For the records below, copy exactly the span that begins at the line containing "Serialize everything readable" and stops after the line containing "What's the underlying", minus any pictures.

#### RECORDS:
*** Begin section ***
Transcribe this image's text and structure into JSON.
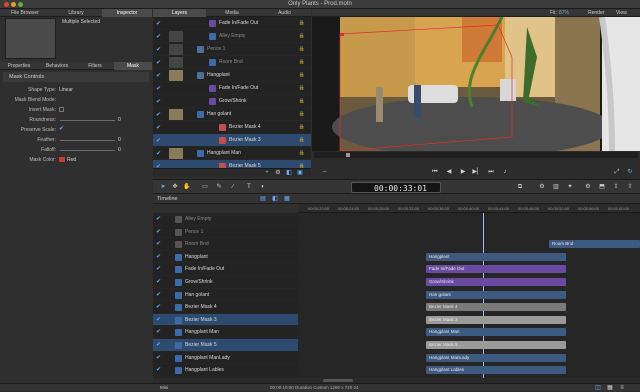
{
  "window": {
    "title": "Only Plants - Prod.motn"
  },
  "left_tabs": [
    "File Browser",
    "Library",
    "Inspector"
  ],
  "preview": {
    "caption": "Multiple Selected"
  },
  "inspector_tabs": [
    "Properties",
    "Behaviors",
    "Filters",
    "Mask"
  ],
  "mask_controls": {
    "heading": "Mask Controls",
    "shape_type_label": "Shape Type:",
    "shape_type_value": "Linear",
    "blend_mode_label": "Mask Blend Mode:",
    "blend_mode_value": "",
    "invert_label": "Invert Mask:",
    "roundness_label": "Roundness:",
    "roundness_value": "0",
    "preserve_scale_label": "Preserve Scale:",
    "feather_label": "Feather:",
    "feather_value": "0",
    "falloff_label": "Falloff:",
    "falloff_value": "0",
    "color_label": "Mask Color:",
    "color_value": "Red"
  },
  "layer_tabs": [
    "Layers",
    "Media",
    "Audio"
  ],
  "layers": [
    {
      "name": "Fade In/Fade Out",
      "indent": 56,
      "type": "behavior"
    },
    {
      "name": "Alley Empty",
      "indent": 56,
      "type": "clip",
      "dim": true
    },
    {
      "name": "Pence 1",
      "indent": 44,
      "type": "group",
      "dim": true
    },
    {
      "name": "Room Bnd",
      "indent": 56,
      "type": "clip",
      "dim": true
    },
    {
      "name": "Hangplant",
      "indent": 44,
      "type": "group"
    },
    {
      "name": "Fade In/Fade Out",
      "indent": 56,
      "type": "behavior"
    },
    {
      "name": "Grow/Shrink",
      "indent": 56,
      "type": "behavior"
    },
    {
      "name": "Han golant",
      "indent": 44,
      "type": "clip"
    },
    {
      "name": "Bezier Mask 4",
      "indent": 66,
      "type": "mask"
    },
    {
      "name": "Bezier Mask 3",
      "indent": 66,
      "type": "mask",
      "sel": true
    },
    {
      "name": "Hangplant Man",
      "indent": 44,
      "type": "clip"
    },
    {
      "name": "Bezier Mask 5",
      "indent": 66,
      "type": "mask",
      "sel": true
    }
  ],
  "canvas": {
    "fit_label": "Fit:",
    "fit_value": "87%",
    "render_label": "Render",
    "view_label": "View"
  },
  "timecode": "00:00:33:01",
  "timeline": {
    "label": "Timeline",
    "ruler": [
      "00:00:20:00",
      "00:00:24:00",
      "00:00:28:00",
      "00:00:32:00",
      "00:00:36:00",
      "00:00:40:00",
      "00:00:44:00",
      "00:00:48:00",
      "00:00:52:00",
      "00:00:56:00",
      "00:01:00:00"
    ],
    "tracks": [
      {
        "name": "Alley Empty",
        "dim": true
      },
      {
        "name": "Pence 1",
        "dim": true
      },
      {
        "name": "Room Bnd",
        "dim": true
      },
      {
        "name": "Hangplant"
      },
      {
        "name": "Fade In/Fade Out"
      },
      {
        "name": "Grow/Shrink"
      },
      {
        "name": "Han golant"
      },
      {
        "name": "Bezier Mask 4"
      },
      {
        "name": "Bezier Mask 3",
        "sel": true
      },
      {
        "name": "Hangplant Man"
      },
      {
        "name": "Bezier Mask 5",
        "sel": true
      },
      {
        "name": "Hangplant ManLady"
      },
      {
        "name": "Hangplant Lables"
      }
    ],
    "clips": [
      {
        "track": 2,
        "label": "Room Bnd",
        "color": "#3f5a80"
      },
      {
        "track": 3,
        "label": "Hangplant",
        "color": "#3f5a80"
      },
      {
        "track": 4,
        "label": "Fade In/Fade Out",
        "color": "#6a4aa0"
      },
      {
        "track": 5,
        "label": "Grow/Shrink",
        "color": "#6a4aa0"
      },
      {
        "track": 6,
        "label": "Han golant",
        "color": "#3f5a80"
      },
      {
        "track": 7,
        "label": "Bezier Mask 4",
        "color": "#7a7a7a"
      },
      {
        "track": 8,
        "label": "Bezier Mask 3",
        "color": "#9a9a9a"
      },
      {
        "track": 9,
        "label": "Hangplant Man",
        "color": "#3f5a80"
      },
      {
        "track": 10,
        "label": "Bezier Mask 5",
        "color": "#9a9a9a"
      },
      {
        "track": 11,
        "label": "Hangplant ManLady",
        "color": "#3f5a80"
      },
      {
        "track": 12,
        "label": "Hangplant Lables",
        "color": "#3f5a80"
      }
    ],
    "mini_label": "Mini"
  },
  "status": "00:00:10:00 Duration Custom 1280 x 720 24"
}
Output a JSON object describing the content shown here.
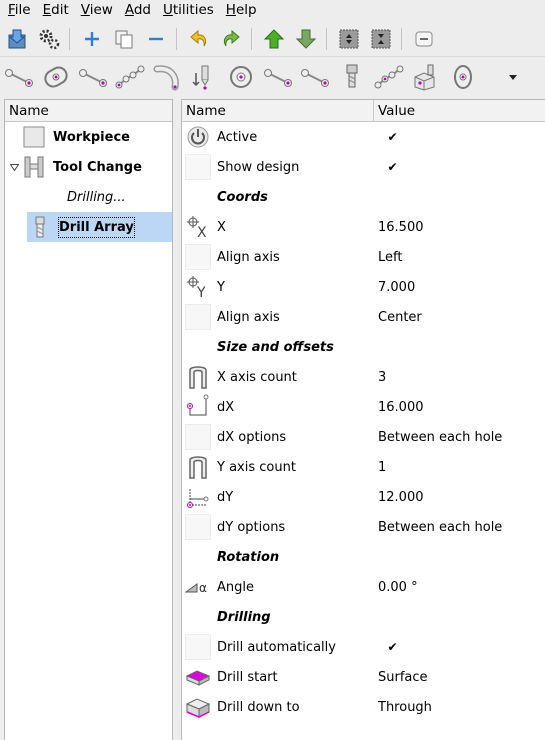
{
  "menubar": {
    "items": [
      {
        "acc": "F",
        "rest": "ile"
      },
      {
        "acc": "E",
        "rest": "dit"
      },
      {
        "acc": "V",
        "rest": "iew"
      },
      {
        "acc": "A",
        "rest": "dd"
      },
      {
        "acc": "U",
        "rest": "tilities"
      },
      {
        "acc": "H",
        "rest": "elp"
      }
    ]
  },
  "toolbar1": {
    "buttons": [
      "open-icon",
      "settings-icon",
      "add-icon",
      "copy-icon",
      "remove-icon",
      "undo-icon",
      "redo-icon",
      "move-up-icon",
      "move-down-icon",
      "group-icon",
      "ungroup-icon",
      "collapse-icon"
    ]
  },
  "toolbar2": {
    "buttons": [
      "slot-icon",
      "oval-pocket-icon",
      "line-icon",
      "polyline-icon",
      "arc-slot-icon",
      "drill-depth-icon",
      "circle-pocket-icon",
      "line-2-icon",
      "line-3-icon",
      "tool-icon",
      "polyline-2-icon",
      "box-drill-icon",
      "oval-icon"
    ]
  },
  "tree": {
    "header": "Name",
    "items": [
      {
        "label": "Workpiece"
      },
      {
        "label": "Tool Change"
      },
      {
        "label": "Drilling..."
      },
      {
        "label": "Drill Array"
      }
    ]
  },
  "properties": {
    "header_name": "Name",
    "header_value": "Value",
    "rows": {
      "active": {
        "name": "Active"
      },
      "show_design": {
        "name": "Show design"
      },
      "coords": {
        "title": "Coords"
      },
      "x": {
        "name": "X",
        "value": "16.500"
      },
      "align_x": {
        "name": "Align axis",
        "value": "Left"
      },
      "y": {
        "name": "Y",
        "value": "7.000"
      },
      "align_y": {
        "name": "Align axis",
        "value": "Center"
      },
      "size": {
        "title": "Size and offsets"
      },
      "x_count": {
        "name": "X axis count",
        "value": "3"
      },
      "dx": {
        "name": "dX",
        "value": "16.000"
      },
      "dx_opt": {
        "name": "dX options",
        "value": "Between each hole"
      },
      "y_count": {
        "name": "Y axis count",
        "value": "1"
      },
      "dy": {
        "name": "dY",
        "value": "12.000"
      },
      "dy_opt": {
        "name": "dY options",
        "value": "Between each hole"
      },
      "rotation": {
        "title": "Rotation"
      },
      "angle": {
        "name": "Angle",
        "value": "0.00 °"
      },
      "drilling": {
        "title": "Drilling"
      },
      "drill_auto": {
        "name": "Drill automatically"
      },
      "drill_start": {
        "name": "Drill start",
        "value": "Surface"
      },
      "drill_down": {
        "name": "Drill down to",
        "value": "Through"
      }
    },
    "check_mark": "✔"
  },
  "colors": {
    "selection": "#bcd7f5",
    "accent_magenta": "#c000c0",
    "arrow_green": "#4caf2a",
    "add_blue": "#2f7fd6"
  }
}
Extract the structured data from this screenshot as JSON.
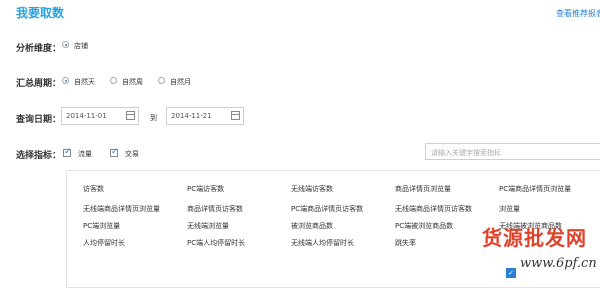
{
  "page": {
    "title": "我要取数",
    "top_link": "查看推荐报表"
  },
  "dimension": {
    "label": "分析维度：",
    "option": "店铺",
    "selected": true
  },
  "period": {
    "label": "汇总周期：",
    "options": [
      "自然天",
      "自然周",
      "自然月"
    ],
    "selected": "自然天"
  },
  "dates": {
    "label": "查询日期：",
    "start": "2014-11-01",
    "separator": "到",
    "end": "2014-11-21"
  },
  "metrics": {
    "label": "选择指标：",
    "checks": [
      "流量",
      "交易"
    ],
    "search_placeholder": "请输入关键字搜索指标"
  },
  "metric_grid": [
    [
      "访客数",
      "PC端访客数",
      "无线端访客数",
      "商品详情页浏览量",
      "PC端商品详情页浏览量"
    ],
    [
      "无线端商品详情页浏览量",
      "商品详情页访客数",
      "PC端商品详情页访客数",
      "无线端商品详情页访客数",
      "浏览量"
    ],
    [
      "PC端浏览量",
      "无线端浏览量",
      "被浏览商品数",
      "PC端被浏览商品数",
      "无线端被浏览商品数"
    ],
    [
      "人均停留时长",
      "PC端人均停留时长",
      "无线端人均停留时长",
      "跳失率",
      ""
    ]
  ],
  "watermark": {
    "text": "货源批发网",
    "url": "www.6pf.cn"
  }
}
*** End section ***
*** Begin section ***
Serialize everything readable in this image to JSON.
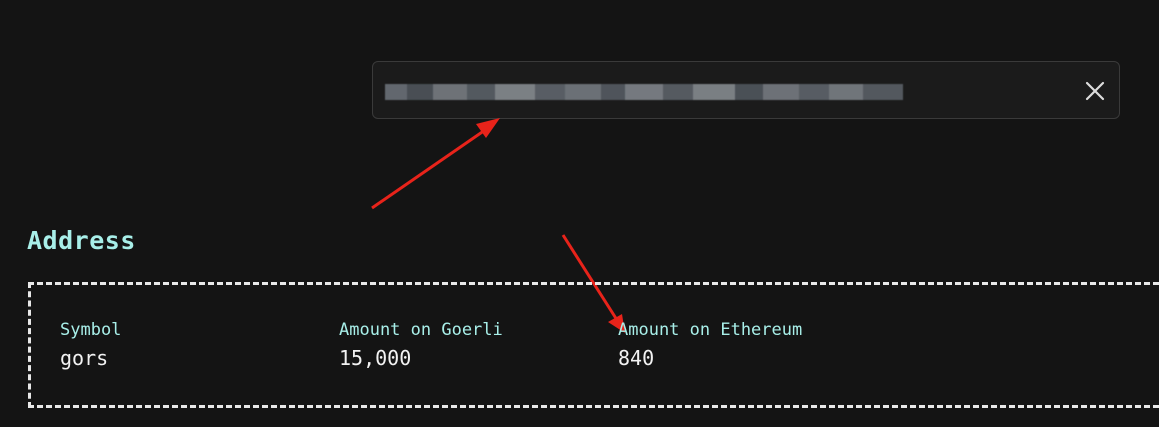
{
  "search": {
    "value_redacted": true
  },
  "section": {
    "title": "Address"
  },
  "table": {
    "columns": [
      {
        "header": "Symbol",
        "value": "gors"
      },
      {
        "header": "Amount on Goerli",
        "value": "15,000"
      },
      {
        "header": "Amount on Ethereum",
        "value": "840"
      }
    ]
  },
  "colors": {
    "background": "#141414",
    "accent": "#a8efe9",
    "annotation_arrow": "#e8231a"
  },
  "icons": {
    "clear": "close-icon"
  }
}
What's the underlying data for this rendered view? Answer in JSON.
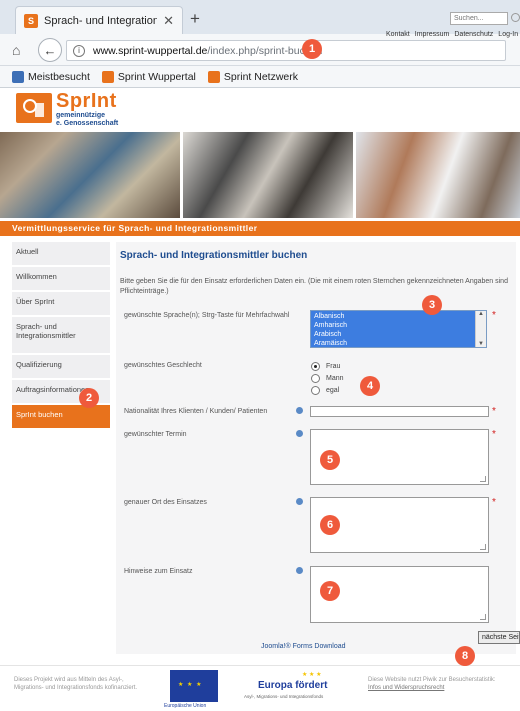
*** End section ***
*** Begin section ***
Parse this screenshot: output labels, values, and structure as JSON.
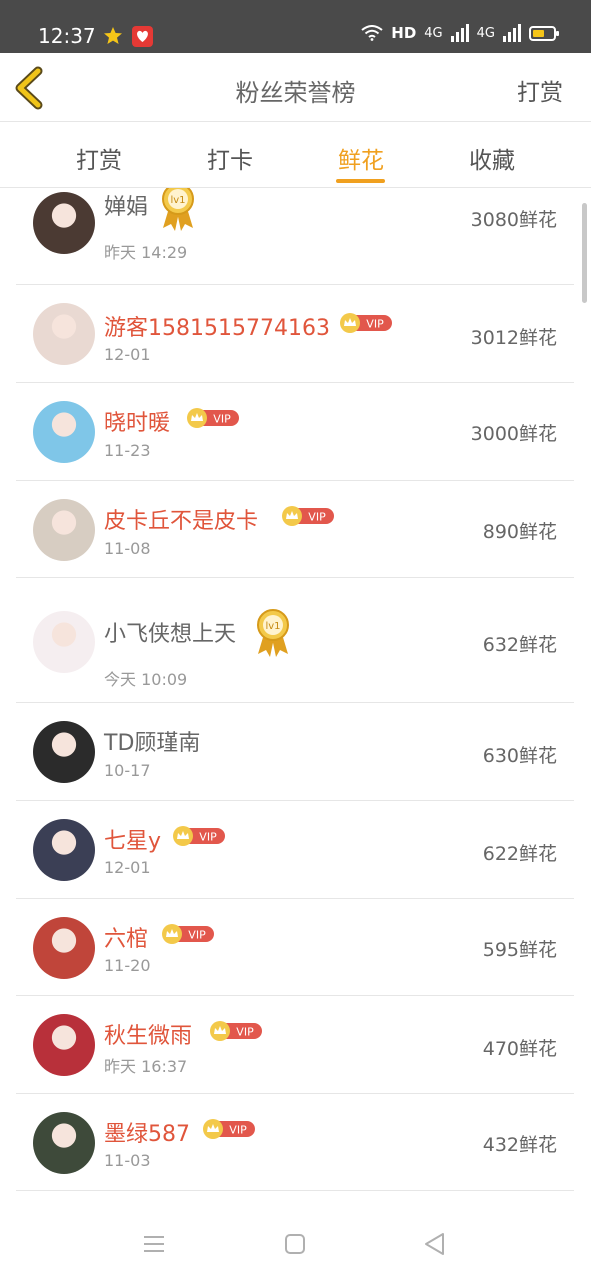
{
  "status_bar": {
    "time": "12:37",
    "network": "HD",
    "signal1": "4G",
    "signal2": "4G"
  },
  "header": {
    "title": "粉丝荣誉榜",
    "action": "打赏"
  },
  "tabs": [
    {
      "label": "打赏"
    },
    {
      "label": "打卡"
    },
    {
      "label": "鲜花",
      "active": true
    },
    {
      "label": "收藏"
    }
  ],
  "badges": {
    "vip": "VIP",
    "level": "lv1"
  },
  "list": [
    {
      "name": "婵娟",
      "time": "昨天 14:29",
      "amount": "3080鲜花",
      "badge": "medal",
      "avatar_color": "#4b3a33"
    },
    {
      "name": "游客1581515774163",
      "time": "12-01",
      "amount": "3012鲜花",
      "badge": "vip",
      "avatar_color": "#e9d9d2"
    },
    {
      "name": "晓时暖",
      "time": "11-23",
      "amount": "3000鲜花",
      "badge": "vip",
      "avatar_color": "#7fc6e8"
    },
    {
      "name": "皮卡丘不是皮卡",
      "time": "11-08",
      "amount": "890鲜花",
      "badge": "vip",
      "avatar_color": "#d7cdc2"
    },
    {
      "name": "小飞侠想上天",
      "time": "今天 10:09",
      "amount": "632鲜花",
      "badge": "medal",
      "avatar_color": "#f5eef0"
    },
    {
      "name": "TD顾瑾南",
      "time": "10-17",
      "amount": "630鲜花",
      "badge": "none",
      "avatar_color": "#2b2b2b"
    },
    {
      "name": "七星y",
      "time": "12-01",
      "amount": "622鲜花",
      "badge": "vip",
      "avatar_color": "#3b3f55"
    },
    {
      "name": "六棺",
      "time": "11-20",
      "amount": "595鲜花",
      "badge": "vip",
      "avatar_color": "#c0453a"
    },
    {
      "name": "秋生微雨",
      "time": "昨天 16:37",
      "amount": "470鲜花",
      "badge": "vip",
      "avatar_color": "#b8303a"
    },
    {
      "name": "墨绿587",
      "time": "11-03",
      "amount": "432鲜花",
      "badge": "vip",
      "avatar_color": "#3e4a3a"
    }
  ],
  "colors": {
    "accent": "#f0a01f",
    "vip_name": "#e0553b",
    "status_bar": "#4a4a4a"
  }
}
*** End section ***
#### RESULT BELOW:
Serialize everything readable in this image to JSON.
{
  "search": {
    "value_redacted": true
  },
  "section": {
    "title": "Address"
  },
  "table": {
    "columns": [
      {
        "header": "Symbol",
        "value": "gors"
      },
      {
        "header": "Amount on Goerli",
        "value": "15,000"
      },
      {
        "header": "Amount on Ethereum",
        "value": "840"
      }
    ]
  },
  "colors": {
    "background": "#141414",
    "accent": "#a8efe9",
    "annotation_arrow": "#e8231a"
  },
  "icons": {
    "clear": "close-icon"
  }
}
What's the underlying data for this rendered view? Answer in JSON.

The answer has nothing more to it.